Three minutes goes by really fast. This is, of course, a loaded statement; anyone who has ever been underwater for a bit longer than desired could make a compelling point in opposition. But when a person is explaining something new—something that he or she has created—three minutes goes by really fast.
That is what we are asking people to do with KeyStart, a business idea submission and pitch competition administered by the Greater Peoria Economic Development Council’s (GPEDC) Startup Peoria program. KeyStart awards a $5,000 investment to one new business idea per bimonthly program cycle. The purpose is to provide entrepreneurs with fast access to capital in order to turn ideas into real companies.
What Is KeyStart?
A two-part program, KeyStart is both a business idea submission competition and a live pitch competition. Anyone can apply online with their new business or business idea. From the pool of applicants, four finalists are chosen by a selection committee. And then comes the fun part.
Every two months, GPEDC puts on an event not unlike ABC’s Shark Tank—though I hesitate to use that analogy. (As one real-life investor put it, Shark Tank is to investing what WWE wrestling is to the Olympic sport. But the setup and interaction is similar.)
Three mic’d-up judges sit at a table with paper and pen, preparing questions that arise during each three-minute presentation. Facing them, at the front of the room, is an antique shipping pallet that serves as a tiny stage for presenters, flanked by a 60-inch digital monitor for slide decks. All of that is framed by an 8’ x 8’ backdrop with the logos of the program sponsors.
Serving as emcee at KeyStart is one of the many duties of my position that gives me great joy. I use the opportunity to talk about Startup Peoria and its programs; plus, I get to express myself as I move the event along.
I then introduce each finalist, who has a mere three minutes to explain his or her entire business model to the judges. After those three minutes, the judges take turns asking difficult questions of the presenter, who must answer them on the spot. The quality of these answers can be the difference between winning and not winning. But the non-winners gain value, too. Not only do they leave with constructive feedback on their business or idea, they are welcome to apply to future KeyStarts to show the judges what they’ve learned. Speaking of learning, KeyStart has a startup story of its own.
Filling the Gaps
Startup Peoria is always looking for gaps in the startup ecosystem of Greater Peoria. When we find a gap and decide we have the capacity to address it in a meaningful way, we look for a model, so as not to recreate the wheel. In the case of KeyStart, it was Startup Peoria cofounders Jake Hamann and Amy Lambert who identified the need for such a program, and they found Start Garden, a program in Grand Rapids that awarded $5,000 each week to a new business or business idea by way of popular online vote.

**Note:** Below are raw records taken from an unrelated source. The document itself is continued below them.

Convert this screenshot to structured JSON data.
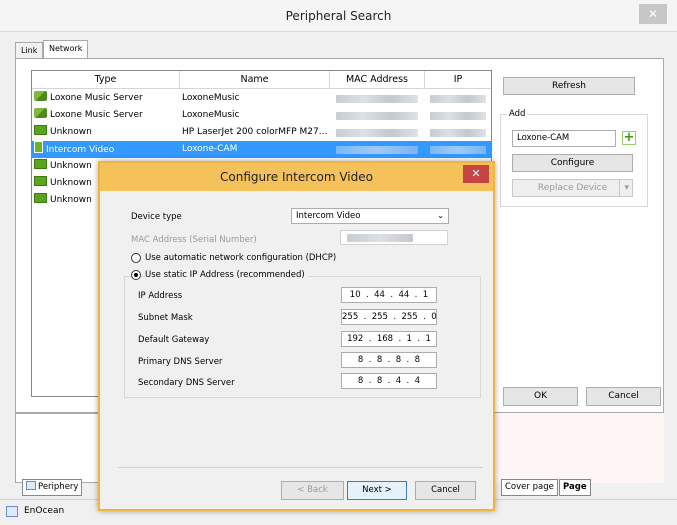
{
  "window": {
    "title": "Peripheral Search",
    "close_glyph": "✕"
  },
  "tabs": [
    {
      "label": "Link"
    },
    {
      "label": "Network"
    }
  ],
  "table": {
    "headers": [
      "Type",
      "Name",
      "MAC Address",
      "IP"
    ],
    "rows": [
      {
        "type": "Loxone Music Server",
        "name": "LoxoneMusic",
        "icon": "music-server-icon"
      },
      {
        "type": "Loxone Music Server",
        "name": "LoxoneMusic",
        "icon": "music-server-icon"
      },
      {
        "type": "Unknown",
        "name": "HP LaserJet 200 colorMFP M27...",
        "icon": "network-device-icon"
      },
      {
        "type": "Intercom Video",
        "name": "Loxone-CAM",
        "icon": "intercom-icon",
        "selected": true
      },
      {
        "type": "Unknown",
        "name": "",
        "icon": "network-device-icon"
      },
      {
        "type": "Unknown",
        "name": "",
        "icon": "network-device-icon"
      },
      {
        "type": "Unknown",
        "name": "",
        "icon": "network-device-icon"
      }
    ]
  },
  "side": {
    "refresh": "Refresh",
    "add_label": "Add",
    "add_value": "Loxone-CAM",
    "configure": "Configure",
    "replace": "Replace Device",
    "replace_arrow": "▾"
  },
  "footer": {
    "ok": "OK",
    "cancel": "Cancel"
  },
  "bottom_tabs": {
    "periphery": "Periphery",
    "cover_page": "Cover page",
    "page": "Page",
    "enocean": "EnOcean"
  },
  "dialog": {
    "title": "Configure Intercom Video",
    "close_glyph": "✕",
    "device_type_label": "Device type",
    "device_type_value": "Intercom Video",
    "select_arrow": "⌄",
    "mac_label": "MAC Address (Serial Number)",
    "dhcp_label": "Use automatic network configuration (DHCP)",
    "static_label": "Use static IP Address (recommended)",
    "fields": [
      {
        "label": "IP Address",
        "value": "10  .  44  .  44  .  1"
      },
      {
        "label": "Subnet Mask",
        "value": "255  .  255  .  255  .  0"
      },
      {
        "label": "Default Gateway",
        "value": "192  .  168  .  1  .  1"
      },
      {
        "label": "Primary DNS Server",
        "value": "8  .  8  .  8  .  8"
      },
      {
        "label": "Secondary DNS Server",
        "value": "8  .  8  .  4  .  4"
      }
    ],
    "back": "< Back",
    "next": "Next >",
    "cancel": "Cancel"
  }
}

Start Garden differed from KeyStart in that it launched with a multimillion-dollar venture capital fund; the purpose of the weekly awards was to create a pipeline for future deal flow for the larger fund. The goals for KeyStart were more modest, and the fact was, we did not have millions of dollars to spread like grass seed.
So, with high hopes, we embarked on a private campaign to find funding for a year’s worth, or $60,000, of monthly KeyStarts. We were grateful to the organizations and institutions who let us make our case, but one by one, they told us no. And then an angel came.
Sort of. It was an angel, but an angel of a different sort. In early 2015, Peoria-based angel investment firm Attollo stepped up to fund $30,000 worth of KeyStarts on the condition that Startup Peoria would take care of the program design and execution. We obliged.
During the planning process, there was much discussion about whether our assumption that Greater Peoria could support our original goal of 10 quality applicants per month would hold up. We learned quickly that a monthly program cycle was too rapid, so we adjusted it to bimonthly, and I am proud to report that we executed four successful KeyStart competitions in 2015. The winners so far include:
- Shelf—a mobile software application that employs near-field communication technology to add a digital learning experience to static exhibits;
- Alluvian—sustainably produced natural men’s grooming products;
- Virtual Halo—a personal safety app for Apple Watch; and
- Device Tree—a mobile device protection service that fills the market gap between carrier insurance and device repair shops.
As we reevaluate the KeyStart program, we do so according to a set of goals set before the program launched, combined with what we have learned by doing four of them. Aside from the obvious goals of providing small amounts of capital to launch new companies, we set out to expose the community to early-stage equity investing, to draw previously unknown entrepreneurs and investors into the Greater Peoria startup community, and to hold a regular public pitch event for community engagement. While we are achieving those goals to a satisfactory extent, there is much room for improvement.
We enter 2016 with commitments for two more KeyStart investments. This is one of Startup Peoria’s cornerstone programs, and my hope is that it grows into something bigger and better than it is today.
I have some wild ideas—and some of them might even be good—so keep an eye on KeyStart, and please consider yourself invited to attend an upcoming event. The details and application materials can be found at startuppeoria.com. Thanks for reading, but I think my three minutes is up… That went by really fast. iBi
Past sponsors for KeyStart include First Mid-Illinois Bank & Trust, Attollo, DJ4U and OneFire.